Borough personnel and emergency responders in Tamaqua will be getting an extremely useful tool in their arsenal to aid with borough-wide communication.
"If you're under a water-boil advisory, announcing it on the radio and putting it in the paper is no longer enough," said Councilman Brian Connely. "This is a state mandate," he said, referring to an "all-call" system that will be installed in the borough shortly.
Although the system will cost the borough $3,000, Connely explained that it is a state requirement, but in the long run, it will help the borough immensely.
"This software will do anything," he said. "If streets are going to be closed for snow removal or something, we can set up the call area for just one street."
The system, which will be implemented over the next few months, will allow borough workers to send out automated calls and messages to every number in the borough. Although it is required by the water department, Connely noted that the borough did purchase an upgraded package for the borough, which will allow them to share any kind of emergency information with all residences within the borough.
The borough also voted to outsource its payroll to ADP Payroll, a project that borough secretary/treasurer Georgia Depos Dewire has been working on for the last year.
"During the last year, we've met with various payroll companies," she said. "ADP is one of the largest providers of business outsourcing in the United States."
Although the service will cost the borough approximately $300 a month, the borough will still see a cost savings of about $2,300 in materials alone, not to mention the time that will be saved by borough employees who previously handled payroll. Depos Dewire also outlined several benefits to borough workers, who will now be able to receive direct deposit and access their paycheck stubs and W2 forms online for up to three years.
The new system will require employees to log in on a computer when they come in to and leave work.
"This takes away from everyone handwriting everything. It's a good way of tracking things," said Councilman Tom Cara.
Cara also noted that the seasonal employees at the pool will be able to participate in the system by logging in over the telephone.
The borough approved the following reappointments: Jack Kulp, Tamaqua Borough Authority for another five-year term; John Tracy, Tamaqua Water Authority, another five-year term; Richard Clemson, Zoning Hearing Board, another five-year term; Mark Conville, Planning Commission, another four-year term.

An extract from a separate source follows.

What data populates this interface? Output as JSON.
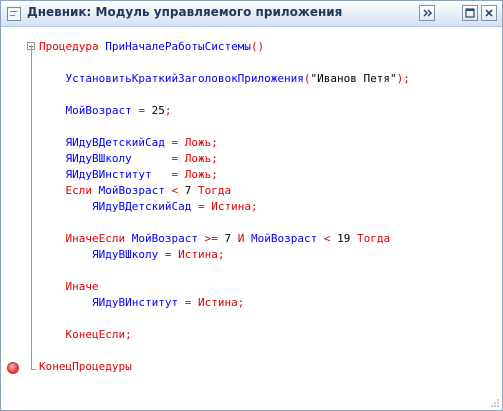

Additionally Thomas S. Starry was appointed to the Citizens Advisory Committee.
Council President Micah Gursky noted that there is still one opening on the Citizens Advisory Committee and asked any interested citizens to submit their names for consideration.

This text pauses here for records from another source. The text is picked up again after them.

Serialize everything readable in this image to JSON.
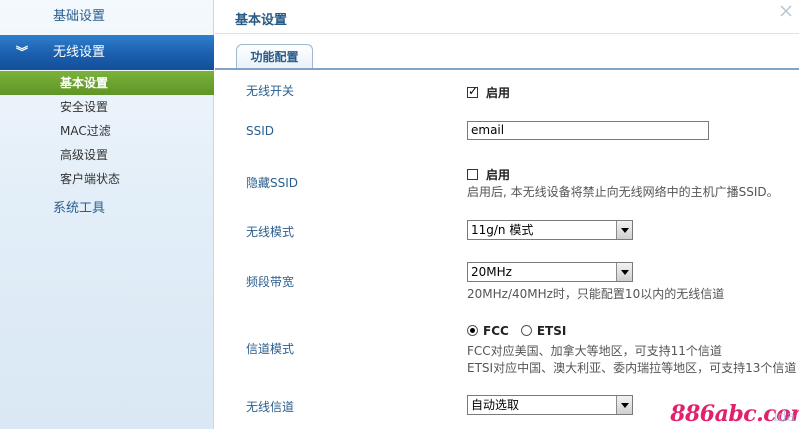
{
  "sidebar": {
    "groups": [
      {
        "label": "基础设置"
      },
      {
        "label": "无线设置",
        "chevron": "»"
      },
      {
        "label": "系统工具"
      }
    ],
    "wireless_items": [
      {
        "label": "基本设置"
      },
      {
        "label": "安全设置"
      },
      {
        "label": "MAC过滤"
      },
      {
        "label": "高级设置"
      },
      {
        "label": "客户端状态"
      }
    ]
  },
  "main": {
    "title": "基本设置",
    "tab": "功能配置",
    "wireless_switch": {
      "label": "无线开关",
      "option": "启用",
      "checked": true
    },
    "ssid": {
      "label": "SSID",
      "value": "email"
    },
    "hide_ssid": {
      "label": "隐藏SSID",
      "option": "启用",
      "checked": false,
      "hint": "启用后, 本无线设备将禁止向无线网络中的主机广播SSID。"
    },
    "wireless_mode": {
      "label": "无线模式",
      "selected": "11g/n 模式"
    },
    "bandwidth": {
      "label": "频段带宽",
      "selected": "20MHz",
      "hint": "20MHz/40MHz时，只能配置10以内的无线信道"
    },
    "channel_mode": {
      "label": "信道模式",
      "options": [
        "FCC",
        "ETSI"
      ],
      "selected": "FCC",
      "hint1": "FCC对应美国、加拿大等地区，可支持11个信道",
      "hint2": "ETSI对应中国、澳大利亚、委内瑞拉等地区，可支持13个信道"
    },
    "channel": {
      "label": "无线信道",
      "selected": "自动选取"
    }
  },
  "watermark": {
    "text": "886abc.com",
    "faded": "ida"
  },
  "colors": {
    "active_nav": "#1a5fae",
    "active_sub": "#6aa12e",
    "label_blue": "#2b5e8e",
    "watermark": "#e2206c"
  }
}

The borough approved a request from Linda Yulanavage, executive director of the Tamaqua Chamber of Commerce and the Downtown Manager, for the annual Santa Claus parade, to be held on Dec. 4, at 6:30 p.m.
Council approved a handicap parking space for 214 N. Greenwood St., and three certificates of appropriateness, as recommended by the HARC committee.
Council also appointed Karl Smulligan to head a committee to celebrate the 100th anniversary of the Tamaqua Armory, which now serves as borough hall. The anniversary will be in 2011.
Council approved an agreement for engineer inspection services in the amount of $24,905 and an engineering proposal in the amount of $13,300 for the Hometown Streets project. They also approved a temporary construction easement with Schuylkill County for the Greenwood Street bridge project. This project is slated to be done next spring and will involve closing the bridge, which will be redecked.
Council also heard from several residents, including Linda Miller, who had previously questioned the removal of storm drains along Columbia Street. The removal of the drains had happened several years ago and residents in the area recently asked for them to be put back in. Miller distributed photos of the area during a rainstorm to council. Pat Stefanek also asked that the remainder of the political signs that were put up in the borough during the election be removed. Stefanek also added that although the borough parking meters are labeled from 9 a.m. to 6 p.m., that it is ridiculous for the meter attendant to be walking the meters at 5:30. in the dark.
"I think it's in poor taste when people are pulling in from work at 5:30 and getting hit," she said. "I think from 9-5 is a reasonable time."
The matter was referred to the parking and traffic committee.
Council also held an executive session to discuss personnel matters.